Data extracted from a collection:

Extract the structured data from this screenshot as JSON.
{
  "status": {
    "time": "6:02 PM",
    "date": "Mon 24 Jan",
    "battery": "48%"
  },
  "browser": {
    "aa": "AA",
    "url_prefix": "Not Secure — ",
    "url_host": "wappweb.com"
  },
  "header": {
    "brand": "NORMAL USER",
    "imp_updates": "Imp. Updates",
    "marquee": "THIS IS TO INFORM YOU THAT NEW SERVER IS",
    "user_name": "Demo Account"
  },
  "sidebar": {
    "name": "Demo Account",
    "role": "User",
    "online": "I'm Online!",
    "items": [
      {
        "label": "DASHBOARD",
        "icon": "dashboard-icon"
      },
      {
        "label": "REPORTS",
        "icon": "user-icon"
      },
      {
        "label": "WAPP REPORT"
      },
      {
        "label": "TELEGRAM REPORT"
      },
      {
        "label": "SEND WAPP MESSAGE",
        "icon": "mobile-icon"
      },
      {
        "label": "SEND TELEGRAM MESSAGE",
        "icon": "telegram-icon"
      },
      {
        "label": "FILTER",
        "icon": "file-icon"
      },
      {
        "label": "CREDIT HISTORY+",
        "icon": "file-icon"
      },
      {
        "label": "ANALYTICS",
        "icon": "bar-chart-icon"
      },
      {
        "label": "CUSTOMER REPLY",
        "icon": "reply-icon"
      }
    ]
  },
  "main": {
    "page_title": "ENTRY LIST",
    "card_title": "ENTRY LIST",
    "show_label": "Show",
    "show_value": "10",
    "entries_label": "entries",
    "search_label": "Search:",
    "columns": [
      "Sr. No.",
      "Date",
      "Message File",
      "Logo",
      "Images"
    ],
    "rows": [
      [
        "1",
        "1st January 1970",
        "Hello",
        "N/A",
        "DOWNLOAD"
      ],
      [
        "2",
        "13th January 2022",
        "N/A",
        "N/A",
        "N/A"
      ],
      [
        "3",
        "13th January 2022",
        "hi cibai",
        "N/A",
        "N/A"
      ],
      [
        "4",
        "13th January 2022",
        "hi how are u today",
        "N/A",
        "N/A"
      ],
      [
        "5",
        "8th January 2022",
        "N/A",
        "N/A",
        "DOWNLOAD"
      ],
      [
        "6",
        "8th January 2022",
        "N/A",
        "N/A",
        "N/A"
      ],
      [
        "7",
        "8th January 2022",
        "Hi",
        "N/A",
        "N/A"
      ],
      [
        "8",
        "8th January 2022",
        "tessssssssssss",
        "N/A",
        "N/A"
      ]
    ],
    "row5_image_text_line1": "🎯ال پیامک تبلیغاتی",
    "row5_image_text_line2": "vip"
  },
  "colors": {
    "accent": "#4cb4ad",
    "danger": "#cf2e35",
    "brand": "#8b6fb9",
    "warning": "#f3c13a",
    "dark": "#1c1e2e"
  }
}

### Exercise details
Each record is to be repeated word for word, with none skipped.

### Expected output
Extract the structured data from this screenshot as JSON.
{
  "status": {
    "time": "6:02 PM",
    "date": "Mon 24 Jan",
    "battery": "48%"
  },
  "browser": {
    "aa": "AA",
    "url_prefix": "Not Secure — ",
    "url_host": "wappweb.com"
  },
  "header": {
    "brand": "NORMAL USER",
    "imp_updates": "Imp. Updates",
    "marquee": "THIS IS TO INFORM YOU THAT NEW SERVER IS",
    "user_name": "Demo Account"
  },
  "sidebar": {
    "name": "Demo Account",
    "role": "User",
    "online": "I'm Online!",
    "items": [
      {
        "label": "DASHBOARD",
        "icon": "dashboard-icon"
      },
      {
        "label": "REPORTS",
        "icon": "user-icon"
      },
      {
        "label": "WAPP REPORT"
      },
      {
        "label": "TELEGRAM REPORT"
      },
      {
        "label": "SEND WAPP MESSAGE",
        "icon": "mobile-icon"
      },
      {
        "label": "SEND TELEGRAM MESSAGE",
        "icon": "telegram-icon"
      },
      {
        "label": "FILTER",
        "icon": "file-icon"
      },
      {
        "label": "CREDIT HISTORY+",
        "icon": "file-icon"
      },
      {
        "label": "ANALYTICS",
        "icon": "bar-chart-icon"
      },
      {
        "label": "CUSTOMER REPLY",
        "icon": "reply-icon"
      }
    ]
  },
  "main": {
    "page_title": "ENTRY LIST",
    "card_title": "ENTRY LIST",
    "show_label": "Show",
    "show_value": "10",
    "entries_label": "entries",
    "search_label": "Search:",
    "columns": [
      "Sr. No.",
      "Date",
      "Message File",
      "Logo",
      "Images"
    ],
    "rows": [
      [
        "1",
        "1st January 1970",
        "Hello",
        "N/A",
        "DOWNLOAD"
      ],
      [
        "2",
        "13th January 2022",
        "N/A",
        "N/A",
        "N/A"
      ],
      [
        "3",
        "13th January 2022",
        "hi cibai",
        "N/A",
        "N/A"
      ],
      [
        "4",
        "13th January 2022",
        "hi how are u today",
        "N/A",
        "N/A"
      ],
      [
        "5",
        "8th January 2022",
        "N/A",
        "N/A",
        "DOWNLOAD"
      ],
      [
        "6",
        "8th January 2022",
        "N/A",
        "N/A",
        "N/A"
      ],
      [
        "7",
        "8th January 2022",
        "Hi",
        "N/A",
        "N/A"
      ],
      [
        "8",
        "8th January 2022",
        "tessssssssssss",
        "N/A",
        "N/A"
      ]
    ],
    "row5_image_text_line1": "🎯ال پیامک تبلیغاتی",
    "row5_image_text_line2": "vip"
  },
  "colors": {
    "accent": "#4cb4ad",
    "danger": "#cf2e35",
    "brand": "#8b6fb9",
    "warning": "#f3c13a",
    "dark": "#1c1e2e"
  }
}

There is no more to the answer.